Ensure Third Party Vendors are secure
For payroll, shipping, and many other aspects of operations, many businesses tend to rely on third-party vendors. Your business and sensitive data could be at risk in case of security vulnerabilities within these third-party vendors.
You must adhere to Payment Card Industry Data Security Standard (PCI DSS) if your business accepts credit card transactions. PCI compliant companies protect not just the customer but also the business. Consider a contract with the vendors to ensure that they have adopted minimal security requirements and maintain communication with them regarding their data security practices.
Train your employees
Most of the data breaches are mostly accidental mistakes and not theft or intentional sabotage. It is thus true to say that the weakest link in data security for businesses is the employees. For the data to be safe, the employees need to be imparted with training to select appropriate and strong passwords, know when the data should be encrypted, and know-how malware is avoided.
With most businesses relying on just the orientation for the employee’s training, the businesses are keeping their data unsafe. Your employees must be trained properly and kept updated to handle such issues for your company’s data to be secure from data breaches and cyber threats.
Effective Data Breach Protection
Besides those listed, you could also consider other safeguards like never transmitting data that isn’t encrypted and using layered security.

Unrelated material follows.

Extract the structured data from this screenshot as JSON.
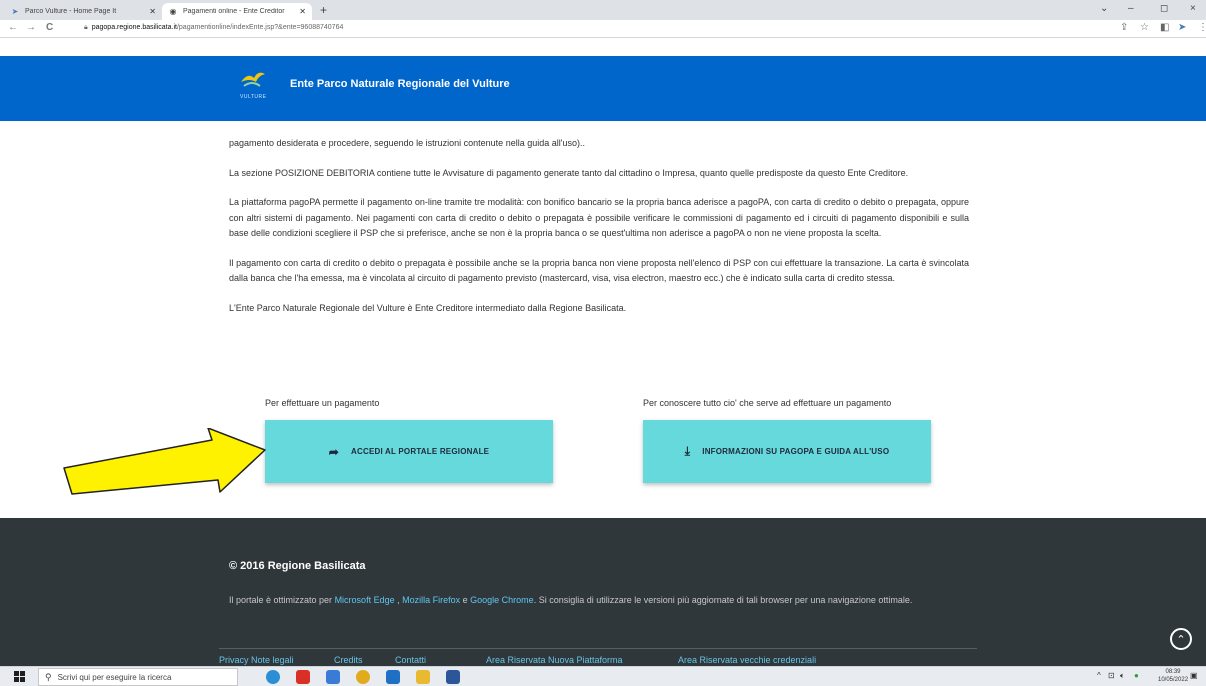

However, even the best of safeguards cannot completely drive away from the risk of a data breach. Data breaches are costly; however, implementing these best practices will minimize the chances of a data breach and ensure that the impact of a possible data breach is minimal on your business. Moreover, you could also consider purchasing adequate data breach insurance to minimize the company’s costs in case of a data breach.